> **TASK DIRECTIONS**: Repeat each entry below exactly.

> **EXERCISE INPUT**:

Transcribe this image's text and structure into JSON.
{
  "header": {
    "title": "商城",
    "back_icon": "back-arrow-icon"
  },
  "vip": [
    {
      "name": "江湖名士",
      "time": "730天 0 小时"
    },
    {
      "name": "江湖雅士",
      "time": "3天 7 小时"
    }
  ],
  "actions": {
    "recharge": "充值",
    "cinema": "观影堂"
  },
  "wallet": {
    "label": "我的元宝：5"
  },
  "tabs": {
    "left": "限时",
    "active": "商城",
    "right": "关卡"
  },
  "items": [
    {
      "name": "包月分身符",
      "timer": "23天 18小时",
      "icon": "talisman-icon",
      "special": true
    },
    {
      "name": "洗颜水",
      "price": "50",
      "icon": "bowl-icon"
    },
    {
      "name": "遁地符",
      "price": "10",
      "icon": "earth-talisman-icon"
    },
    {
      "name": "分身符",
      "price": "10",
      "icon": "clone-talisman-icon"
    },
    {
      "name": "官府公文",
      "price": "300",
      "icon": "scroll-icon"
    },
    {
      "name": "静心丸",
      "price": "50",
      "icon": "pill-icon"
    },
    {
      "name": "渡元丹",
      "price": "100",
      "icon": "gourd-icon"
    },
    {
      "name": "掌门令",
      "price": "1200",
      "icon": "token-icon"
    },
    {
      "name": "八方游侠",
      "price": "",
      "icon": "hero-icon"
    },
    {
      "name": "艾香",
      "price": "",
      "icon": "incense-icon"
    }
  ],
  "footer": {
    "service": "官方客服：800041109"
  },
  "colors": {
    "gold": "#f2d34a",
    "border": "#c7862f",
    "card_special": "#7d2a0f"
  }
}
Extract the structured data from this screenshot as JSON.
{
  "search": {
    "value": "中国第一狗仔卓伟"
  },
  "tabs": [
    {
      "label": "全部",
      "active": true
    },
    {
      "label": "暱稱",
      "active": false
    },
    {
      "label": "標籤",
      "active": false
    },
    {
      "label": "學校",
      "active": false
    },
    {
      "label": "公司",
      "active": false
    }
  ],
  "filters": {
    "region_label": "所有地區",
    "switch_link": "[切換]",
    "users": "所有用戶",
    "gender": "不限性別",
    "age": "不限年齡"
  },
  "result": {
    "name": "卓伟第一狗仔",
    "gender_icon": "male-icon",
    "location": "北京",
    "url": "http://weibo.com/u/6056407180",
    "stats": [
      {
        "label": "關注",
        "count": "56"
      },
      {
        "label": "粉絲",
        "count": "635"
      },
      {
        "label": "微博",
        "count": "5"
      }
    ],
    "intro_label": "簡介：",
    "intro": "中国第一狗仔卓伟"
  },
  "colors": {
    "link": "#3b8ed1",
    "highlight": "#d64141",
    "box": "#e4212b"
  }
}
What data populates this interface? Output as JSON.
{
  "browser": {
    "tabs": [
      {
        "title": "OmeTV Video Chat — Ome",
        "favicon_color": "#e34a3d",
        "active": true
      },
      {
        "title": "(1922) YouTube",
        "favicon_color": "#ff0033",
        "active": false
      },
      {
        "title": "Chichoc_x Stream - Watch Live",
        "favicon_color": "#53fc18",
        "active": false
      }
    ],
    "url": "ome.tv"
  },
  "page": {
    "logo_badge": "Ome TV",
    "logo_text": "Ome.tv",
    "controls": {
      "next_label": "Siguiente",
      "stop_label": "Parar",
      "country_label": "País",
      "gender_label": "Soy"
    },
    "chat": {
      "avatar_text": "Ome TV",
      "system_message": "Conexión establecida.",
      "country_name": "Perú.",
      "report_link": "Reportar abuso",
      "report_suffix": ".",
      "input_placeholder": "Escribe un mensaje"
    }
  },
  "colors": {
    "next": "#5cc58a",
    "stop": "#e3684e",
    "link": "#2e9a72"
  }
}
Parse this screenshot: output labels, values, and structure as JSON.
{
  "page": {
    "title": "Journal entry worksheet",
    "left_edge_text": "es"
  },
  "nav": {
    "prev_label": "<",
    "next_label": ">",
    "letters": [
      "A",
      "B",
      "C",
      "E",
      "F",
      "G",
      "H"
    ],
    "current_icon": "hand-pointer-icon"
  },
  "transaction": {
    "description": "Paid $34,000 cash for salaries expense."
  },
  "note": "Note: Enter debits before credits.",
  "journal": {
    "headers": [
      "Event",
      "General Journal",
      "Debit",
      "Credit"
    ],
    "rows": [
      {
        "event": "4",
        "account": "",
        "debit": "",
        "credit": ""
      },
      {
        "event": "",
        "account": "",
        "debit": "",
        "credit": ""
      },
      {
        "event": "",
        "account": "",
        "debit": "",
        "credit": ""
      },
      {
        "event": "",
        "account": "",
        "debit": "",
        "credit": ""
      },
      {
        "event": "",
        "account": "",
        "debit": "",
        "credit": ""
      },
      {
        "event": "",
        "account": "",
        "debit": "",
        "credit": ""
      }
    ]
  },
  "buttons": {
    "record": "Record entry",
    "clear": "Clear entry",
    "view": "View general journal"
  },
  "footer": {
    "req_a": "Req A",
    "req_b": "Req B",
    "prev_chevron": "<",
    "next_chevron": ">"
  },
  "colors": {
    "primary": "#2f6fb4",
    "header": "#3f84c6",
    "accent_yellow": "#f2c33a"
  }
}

> **SOLUTION FOR THIS EXERCISE**:
Transcribe this image's text and structure into JSON.
{
  "header": {
    "title": "商城",
    "back_icon": "back-arrow-icon"
  },
  "vip": [
    {
      "name": "江湖名士",
      "time": "730天 0 小时"
    },
    {
      "name": "江湖雅士",
      "time": "3天 7 小时"
    }
  ],
  "actions": {
    "recharge": "充值",
    "cinema": "观影堂"
  },
  "wallet": {
    "label": "我的元宝：5"
  },
  "tabs": {
    "left": "限时",
    "active": "商城",
    "right": "关卡"
  },
  "items": [
    {
      "name": "包月分身符",
      "timer": "23天 18小时",
      "icon": "talisman-icon",
      "special": true
    },
    {
      "name": "洗颜水",
      "price": "50",
      "icon": "bowl-icon"
    },
    {
      "name": "遁地符",
      "price": "10",
      "icon": "earth-talisman-icon"
    },
    {
      "name": "分身符",
      "price": "10",
      "icon": "clone-talisman-icon"
    },
    {
      "name": "官府公文",
      "price": "300",
      "icon": "scroll-icon"
    },
    {
      "name": "静心丸",
      "price": "50",
      "icon": "pill-icon"
    },
    {
      "name": "渡元丹",
      "price": "100",
      "icon": "gourd-icon"
    },
    {
      "name": "掌门令",
      "price": "1200",
      "icon": "token-icon"
    },
    {
      "name": "八方游侠",
      "price": "",
      "icon": "hero-icon"
    },
    {
      "name": "艾香",
      "price": "",
      "icon": "incense-icon"
    }
  ],
  "footer": {
    "service": "官方客服：800041109"
  },
  "colors": {
    "gold": "#f2d34a",
    "border": "#c7862f",
    "card_special": "#7d2a0f"
  }
}
Extract the structured data from this screenshot as JSON.
{
  "search": {
    "value": "中国第一狗仔卓伟"
  },
  "tabs": [
    {
      "label": "全部",
      "active": true
    },
    {
      "label": "暱稱",
      "active": false
    },
    {
      "label": "標籤",
      "active": false
    },
    {
      "label": "學校",
      "active": false
    },
    {
      "label": "公司",
      "active": false
    }
  ],
  "filters": {
    "region_label": "所有地區",
    "switch_link": "[切換]",
    "users": "所有用戶",
    "gender": "不限性別",
    "age": "不限年齡"
  },
  "result": {
    "name": "卓伟第一狗仔",
    "gender_icon": "male-icon",
    "location": "北京",
    "url": "http://weibo.com/u/6056407180",
    "stats": [
      {
        "label": "關注",
        "count": "56"
      },
      {
        "label": "粉絲",
        "count": "635"
      },
      {
        "label": "微博",
        "count": "5"
      }
    ],
    "intro_label": "簡介：",
    "intro": "中国第一狗仔卓伟"
  },
  "colors": {
    "link": "#3b8ed1",
    "highlight": "#d64141",
    "box": "#e4212b"
  }
}
What data populates this interface? Output as JSON.
{
  "browser": {
    "tabs": [
      {
        "title": "OmeTV Video Chat — Ome",
        "favicon_color": "#e34a3d",
        "active": true
      },
      {
        "title": "(1922) YouTube",
        "favicon_color": "#ff0033",
        "active": false
      },
      {
        "title": "Chichoc_x Stream - Watch Live",
        "favicon_color": "#53fc18",
        "active": false
      }
    ],
    "url": "ome.tv"
  },
  "page": {
    "logo_badge": "Ome TV",
    "logo_text": "Ome.tv",
    "controls": {
      "next_label": "Siguiente",
      "stop_label": "Parar",
      "country_label": "País",
      "gender_label": "Soy"
    },
    "chat": {
      "avatar_text": "Ome TV",
      "system_message": "Conexión establecida.",
      "country_name": "Perú.",
      "report_link": "Reportar abuso",
      "report_suffix": ".",
      "input_placeholder": "Escribe un mensaje"
    }
  },
  "colors": {
    "next": "#5cc58a",
    "stop": "#e3684e",
    "link": "#2e9a72"
  }
}
Parse this screenshot: output labels, values, and structure as JSON.
{
  "page": {
    "title": "Journal entry worksheet",
    "left_edge_text": "es"
  },
  "nav": {
    "prev_label": "<",
    "next_label": ">",
    "letters": [
      "A",
      "B",
      "C",
      "E",
      "F",
      "G",
      "H"
    ],
    "current_icon": "hand-pointer-icon"
  },
  "transaction": {
    "description": "Paid $34,000 cash for salaries expense."
  },
  "note": "Note: Enter debits before credits.",
  "journal": {
    "headers": [
      "Event",
      "General Journal",
      "Debit",
      "Credit"
    ],
    "rows": [
      {
        "event": "4",
        "account": "",
        "debit": "",
        "credit": ""
      },
      {
        "event": "",
        "account": "",
        "debit": "",
        "credit": ""
      },
      {
        "event": "",
        "account": "",
        "debit": "",
        "credit": ""
      },
      {
        "event": "",
        "account": "",
        "debit": "",
        "credit": ""
      },
      {
        "event": "",
        "account": "",
        "debit": "",
        "credit": ""
      },
      {
        "event": "",
        "account": "",
        "debit": "",
        "credit": ""
      }
    ]
  },
  "buttons": {
    "record": "Record entry",
    "clear": "Clear entry",
    "view": "View general journal"
  },
  "footer": {
    "req_a": "Req A",
    "req_b": "Req B",
    "prev_chevron": "<",
    "next_chevron": ">"
  },
  "colors": {
    "primary": "#2f6fb4",
    "header": "#3f84c6",
    "accent_yellow": "#f2c33a"
  }
}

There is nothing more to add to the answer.